  • Click on Settings then Deploy keys.
  • Copy the public part ( of your key. This should look like:
    ssh-rsa AAAAB3NzaC1yc2EAAAADAQABAAACAQDUmNmendCMuuh25MnW8eE69RCuxHYFXx8up/c+BUnTDXWDxrx6C8t6ezE40fN2oVibIEOvVBWwvsN3CdtgMsSbA4zztYj3zTpZRCJw9z/LeNh4vfNb31ALUeR3mZ3zLT+nphajVsb5CKn4qFHMK3cD39g+MWuEk/uodfy+Vq6me+S0EjvkZKyEbEKLxBwmEaNrUeO2NcYGYnZlkn6dZjMzx0nE4DthJQCumGzPFwZ+Iuj7aqfthcejkbY/C1evDTg9ZQZdJlqUZlyKOYKsRpIJ/IstbsCnFWE+ZV8VjmTCl0mqsTdWy4JmvPVcfEezs012tfmzFUjaFUMUuIf11nbEZ1+SfJtny8kSPf95Ix6swxSpcbVXiRXInxlbXhaE8UCZ3/rZzClmDngd/Z7M6UH0JAf4o+VKKZZ3H4LKk30rwoyQ+U7zn9NZIdQ4dmmc+1k0l7TY7UeneMqmtNwWiJ2B+g/dy+DVI1bC6USkl+E8F0OSbPnlZEittFNxbFrIRaq4aLuFULrpZuZ3I9DrXXXJBKG8hDWj+zZWTgZncp8LDdfE740R+1z6xeX/3e0ODlzh3RSI97LlLGvfMxWDWaWa/5Mth8APDNucjuN1f5yzslBsGtxTbpgpvCN5OjVMCrYVndP3aYKyzIM9E8U48VfE3vUP0JajMOwgmuivpinxPQ== netid@jenkins
  • and paste on your GitHub repository. This should look like this:
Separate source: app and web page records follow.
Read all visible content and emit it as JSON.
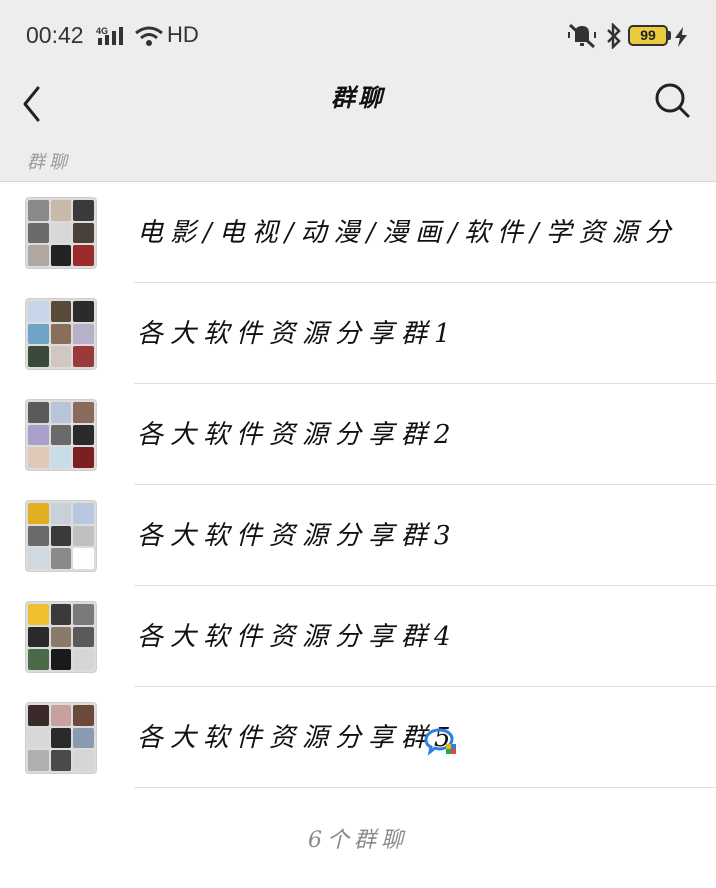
{
  "status_bar": {
    "time": "00:42",
    "network": "4G",
    "hd": "HD",
    "battery": "99"
  },
  "nav": {
    "title": "群聊"
  },
  "section": {
    "label": "群聊"
  },
  "groups": [
    {
      "name": "电影/电视/动漫/漫画/软件/学资源分",
      "avatar_colors": [
        "#8a8a8a",
        "#c9b9a9",
        "#3a3a3a",
        "#6b6b6b",
        "#d8d8d8",
        "#4a3f3a",
        "#b0a8a0",
        "#222222",
        "#9c2b2b"
      ]
    },
    {
      "name": "各大软件资源分享群1",
      "avatar_colors": [
        "#c7d6e8",
        "#5a4a3a",
        "#2b2b2b",
        "#6fa3c7",
        "#8a6d5a",
        "#b7b0c9",
        "#3a4a3a",
        "#d2c7c0",
        "#9a3a3a"
      ]
    },
    {
      "name": "各大软件资源分享群2",
      "avatar_colors": [
        "#5a5a5a",
        "#b8c4d8",
        "#8a6a5a",
        "#a8a0c8",
        "#6a6a6a",
        "#2a2a2a",
        "#e0c8b8",
        "#c8dde8",
        "#7a2020"
      ]
    },
    {
      "name": "各大软件资源分享群3",
      "avatar_colors": [
        "#e0b020",
        "#c8d0d8",
        "#b8c8e0",
        "#6a6a6a",
        "#3a3a3a",
        "#c0c0c0",
        "#d0d8e0",
        "#8a8a8a",
        "#ffffff"
      ]
    },
    {
      "name": "各大软件资源分享群4",
      "avatar_colors": [
        "#f0c030",
        "#3a3a3a",
        "#7a7a7a",
        "#2a2a2a",
        "#8a7a6a",
        "#5a5a5a",
        "#4a6a4a",
        "#1a1a1a",
        "#d6d6d6"
      ]
    },
    {
      "name": "各大软件资源分享群5",
      "avatar_colors": [
        "#3a2a2a",
        "#c8a0a0",
        "#6a4a3a",
        "#d8d8d8",
        "#2a2a2a",
        "#8a9ab0",
        "#b0b0b0",
        "#4a4a4a",
        "#d6d6d6"
      ],
      "has_badge_icon": true
    }
  ],
  "footer": {
    "count": "6个群聊"
  },
  "icons": {
    "back": "chevron-left-icon",
    "search": "search-icon",
    "badge": "enterprise-chat-icon"
  }
}
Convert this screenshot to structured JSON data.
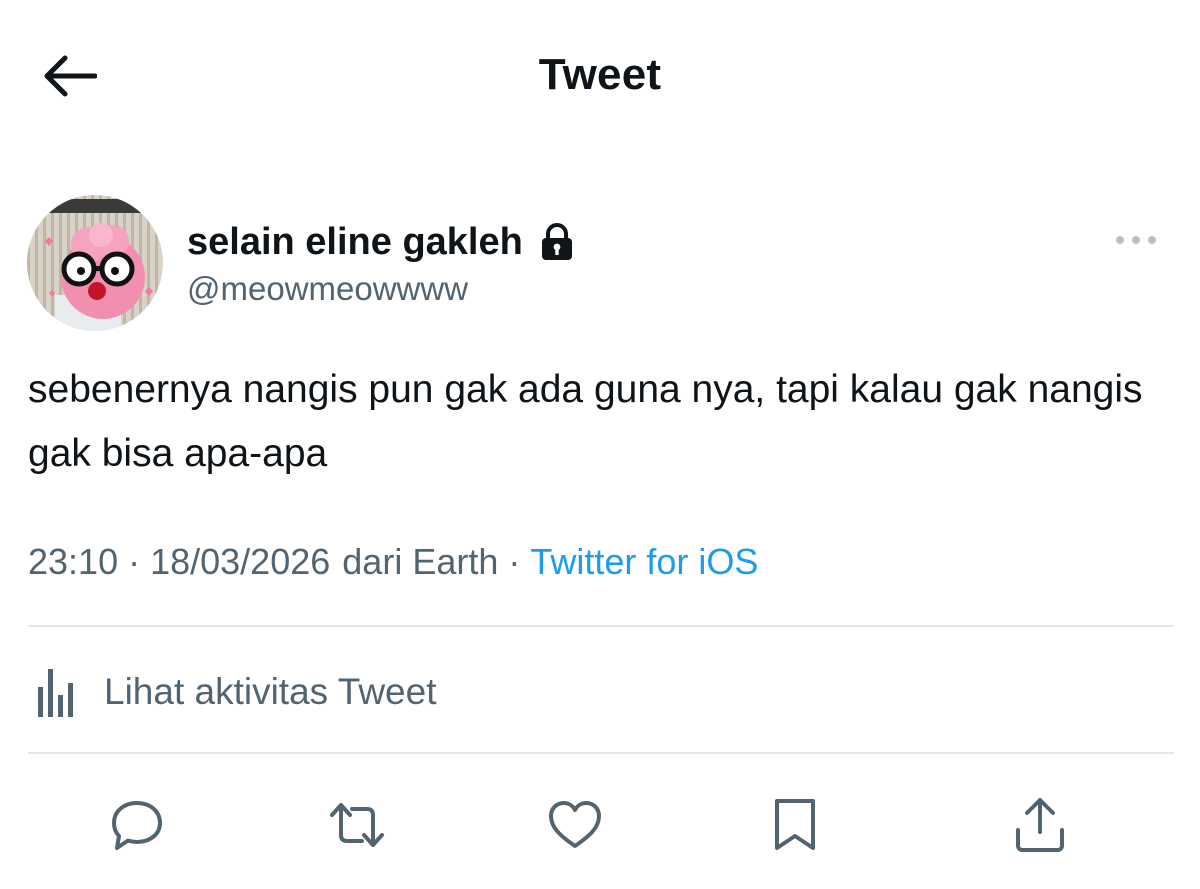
{
  "header": {
    "title": "Tweet",
    "back_icon": "arrow-left-icon"
  },
  "tweet": {
    "author": {
      "display_name": "selain eline gakleh",
      "handle": "@meowmeowwww",
      "protected_icon": "lock-icon",
      "avatar_icon": "avatar-image"
    },
    "more_icon": "more-horizontal-icon",
    "text": "sebenernya nangis pun gak ada guna nya, tapi kalau gak nangis gak bisa apa-apa",
    "meta": {
      "time": "23:10",
      "date": "18/03/2026",
      "location": "dari Earth",
      "separator": "·",
      "source": "Twitter for iOS"
    },
    "activity": {
      "label": "Lihat aktivitas Tweet",
      "icon": "analytics-bar-icon"
    },
    "actions": [
      {
        "name": "reply",
        "icon": "reply-icon"
      },
      {
        "name": "retweet",
        "icon": "retweet-icon"
      },
      {
        "name": "like",
        "icon": "heart-icon"
      },
      {
        "name": "bookmark",
        "icon": "bookmark-icon"
      },
      {
        "name": "share",
        "icon": "share-icon"
      }
    ]
  },
  "colors": {
    "text_primary": "#0f1419",
    "text_secondary": "#536471",
    "link": "#1d9bf0",
    "divider": "#e3e7ea"
  }
}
  • Check the Allow write access box.
  • Click Add key.

1.4 Add buildbot-princeton as a collaborator

You need to add the GitHub user "buildbot-princeton", which is the GitHub id for Jenkins at Princeton, as a collaborator to your fork. This explains how to do it: Adding collaborators to a personal repository
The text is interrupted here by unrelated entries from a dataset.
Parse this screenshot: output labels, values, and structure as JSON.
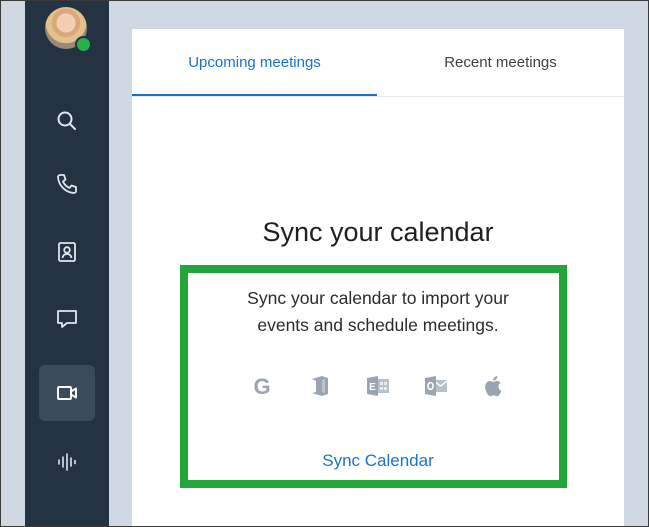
{
  "sidebar": {
    "avatar_alt": "User avatar",
    "status": "online",
    "items": [
      {
        "name": "search",
        "icon": "search-icon"
      },
      {
        "name": "calls",
        "icon": "phone-icon"
      },
      {
        "name": "contacts",
        "icon": "contact-card-icon"
      },
      {
        "name": "chat",
        "icon": "chat-bubble-icon"
      },
      {
        "name": "meetings",
        "icon": "video-camera-icon",
        "active": true
      },
      {
        "name": "voicemail",
        "icon": "audio-wave-icon"
      }
    ]
  },
  "tabs": [
    {
      "label": "Upcoming meetings",
      "active": true
    },
    {
      "label": "Recent meetings",
      "active": false
    }
  ],
  "main": {
    "title": "Sync your calendar",
    "description_line1": "Sync your calendar to import your",
    "description_line2": "events and schedule meetings.",
    "calendar_icons": [
      "google-icon",
      "office-icon",
      "exchange-icon",
      "outlook-icon",
      "apple-icon"
    ],
    "sync_link": "Sync Calendar"
  },
  "colors": {
    "accent": "#1a73c9",
    "sidebar_bg": "#233342",
    "highlight": "#24a53a",
    "icon_gray": "#9aa5b1"
  }
}
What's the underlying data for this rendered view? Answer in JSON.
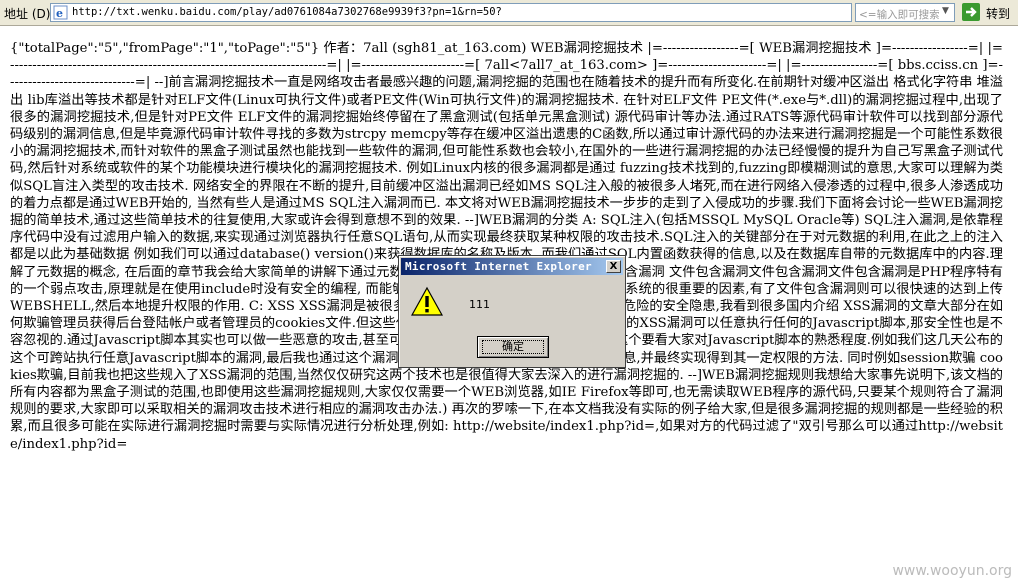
{
  "addressbar": {
    "label": "地址 (D)",
    "url": "http://txt.wenku.baidu.com/play/ad0761084a7302768e9939f3?pn=1&rn=50?",
    "search_placeholder": "<=输入即可搜索",
    "go_label": "转到"
  },
  "page_text": "{\"totalPage\":\"5\",\"fromPage\":\"1\",\"toPage\":\"5\"} 作者：7all (sgh81_at_163.com) WEB漏洞挖掘技术 |=-----------------=[ WEB漏洞挖掘技术 ]=-----------------=| |=-----------------------------------------------------------------------=| |=-----------------------=[ 7all<7all7_at_163.com> ]=----------------------=| |=-----------------=[ bbs.cciss.cn ]=-----------------------------=| --]前言漏洞挖掘技术一直是网络攻击者最感兴趣的问题,漏洞挖掘的范围也在随着技术的提升而有所变化.在前期针对缓冲区溢出 格式化字符串 堆溢出 lib库溢出等技术都是针对ELF文件(Linux可执行文件)或者PE文件(Win可执行文件)的漏洞挖掘技术. 在针对ELF文件 PE文件(*.exe与*.dll)的漏洞挖掘过程中,出现了很多的漏洞挖掘技术,但是针对PE文件 ELF文件的漏洞挖掘始终停留在了黑盒测试(包括单元黑盒测试) 源代码审计等办法.通过RATS等源代码审计软件可以找到部分源代码级别的漏洞信息,但是毕竟源代码审计软件寻找的多数为strcpy memcpy等存在缓冲区溢出遗患的C函数,所以通过审计源代码的办法来进行漏洞挖掘是一个可能性系数很小的漏洞挖掘技术,而针对软件的黑盒子测试虽然也能找到一些软件的漏洞,但可能性系数也会较小,在国外的一些进行漏洞挖掘的办法已经慢慢的提升为自己写黑盒子测试代码,然后针对系统或软件的某个功能模块进行模块化的漏洞挖掘技术. 例如Linux内核的很多漏洞都是通过 fuzzing技术找到的,fuzzing即模糊测试的意思,大家可以理解为类似SQL盲注入类型的攻击技术. 网络安全的界限在不断的提升,目前缓冲区溢出漏洞已经如MS SQL注入般的被很多人堵死,而在进行网络入侵渗透的过程中,很多人渗透成功的着力点都是通过WEB开始的, 当然有些人是通过MS SQL注入漏洞而已. 本文将对WEB漏洞挖掘技术一步步的走到了入侵成功的步骤.我们下面将会讨论一些WEB漏洞挖掘的简单技术,通过这些简单技术的往复使用,大家或许会得到意想不到的效果. --]WEB漏洞的分类 A: SQL注入(包括MSSQL MySQL Oracle等) SQL注入漏洞,是依靠程序代码中没有过滤用户输入的数据,来实现通过浏览器执行任意SQL语句,从而实现最终获取某种权限的攻击技术.SQL注入的关键部分在于对元数据的利用,在此之上的注入都是以此为基础数据 例如我们可以通过database() version()来获得数据库的名称及版本, 而我们通过SQL内置函数获得的信息,以及在数据库自带的元数据库中的内容.理解了元数据的概念, 在后面的章节我会给大家简单的讲解下通过元数据来获取MySQL的数据表. B: 文件包含漏洞 文件包含漏洞文件包含漏洞文件包含漏洞是PHP程序特有的一个弱点攻击,原理就是在使用include时没有安全的编程, 而能够找到文件包含漏洞则是入侵一个WEB系统的很重要的因素,有了文件包含漏洞则可以很快速的达到上传WEBSHELL,然后本地提升权限的作用. C: XSS XSS漏洞是被很多人遗忘的漏洞,但是XSS也是一个比较危险的安全隐患,我看到很多国内介绍 XSS漏洞的文章大部分在如何欺骗管理员获得后台登陆帐户或者管理员的cookies文件.但这些仅仅是XSS漏洞的简单用法,如果寻找到的XSS漏洞可以任意执行任何的Javascript脚本,那安全性也是不容忽视的.通过Javascript脚本其实也可以做一些恶意的攻击,甚至可以获得一些WEB 程序的源代码,当然这个要看大家对Javascript脚本的熟悉程度.例如我们这几天公布的这个可跨站执行任意Javascript脚本的漏洞,最后我也通过这个漏洞给客户演示了如何获取他们的服务器信息,并最终实现得到其一定权限的方法. 同时例如session欺骗 cookies欺骗,目前我也把这些规入了XSS漏洞的范围,当然仅仅研究这两个技术也是很值得大家去深入的进行漏洞挖掘的. --]WEB漏洞挖掘规则我想给大家事先说明下,该文档的所有内容都为黑盒子测试的范围,也即使用这些漏洞挖掘规则,大家仅仅需要一个WEB浏览器,如IE Firefox等即可,也无需读取WEB程序的源代码,只要某个规则符合了漏洞规则的要求,大家即可以采取相关的漏洞攻击技术进行相应的漏洞攻击办法.) 再次的罗嗦一下,在本文档我没有实际的例子给大家,但是很多漏洞挖掘的规则都是一些经验的积累,而且很多可能在实际进行漏洞挖掘时需要与实际情况进行分析处理,例如: http://website/index1.php?id=,如果对方的代码过滤了\"双引号那么可以通过http://website/index1.php?id=",
  "dialog": {
    "title": "Microsoft Internet Explorer",
    "close": "X",
    "message": "111",
    "ok_label": "确定",
    "icon": "warning-icon"
  },
  "watermark": "www.wooyun.org"
}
It is recommended that you give buildbot-princeton push (or write) access. We will talk about why later.

Your Collaborators and page on GitHub should look like this:


2 Slave Node Configuration

In this section we will use the following conventions:

  • the name of the slave node is: remote
  • your Princeton user ID (netid): netid

The Jenkins system administrator will send you a file containing an ssh public key named that you need to copy on your account on remote.

You can do it with the following steps, assuming that you already have ssh access to the remote host:

  1. copy the ssh public key on remote
    $ scp
  2. connect onto the remote host
    $ ssh
  3. make sure the directory ~/.ssh exists and that the permissions are correct:
    [netid@remote] $ mkdir -p ~/.ssh
    [netid@remote] $ chmod 700 ~/.ssh
  4. Append the public key to the file ~/.ssh/authorized_keys and make sure the permissions are correct:
    [netid@remote] $ cat >> ~/.ssh/authorized_keys
    [netid@remote] $ chmod 600 ~/.ssh/authorized_keys
  5. Create a directory called jenkins in your home directory
    [netid@remote] $ mkdir ~/jenkins

3 Set up your Jenkins Account to Access your GitHub Repository

Now we need to copy the private part of the key to your Jenkins account.

  • Connect to with your Princeton netid/password. You will see the list of folders assigned to you, in this case there is one folder called tutorial_folder, in your case it will be the folder given to you by the Jenkins administrator.


  • Click on the folder tutorial_folder
  • Click on Credentials on the left-hand sidebar.


  • Click on Global credentials (unrestricted)


  • Click on Add Credentials


  • Select:
    • Kind: SSH Username with private key
    • Username: your username on GitHub.
    • Private key: Enter directly. And copy paste the content of the private key file id_rsa_github.
    • Passphrase: Enter the passphrase that you used when generating the ssh key in 1.2.
    • Description: enter something that will make it easy to select the right credentials later. I use jenkins_tutorial deploy.

    The page should look like this:


    • Click Ok.

Author: David Luet

Created: 2016-04-14 Thu 15:44

Emacs 24.5.1 (Org mode 8.2.10)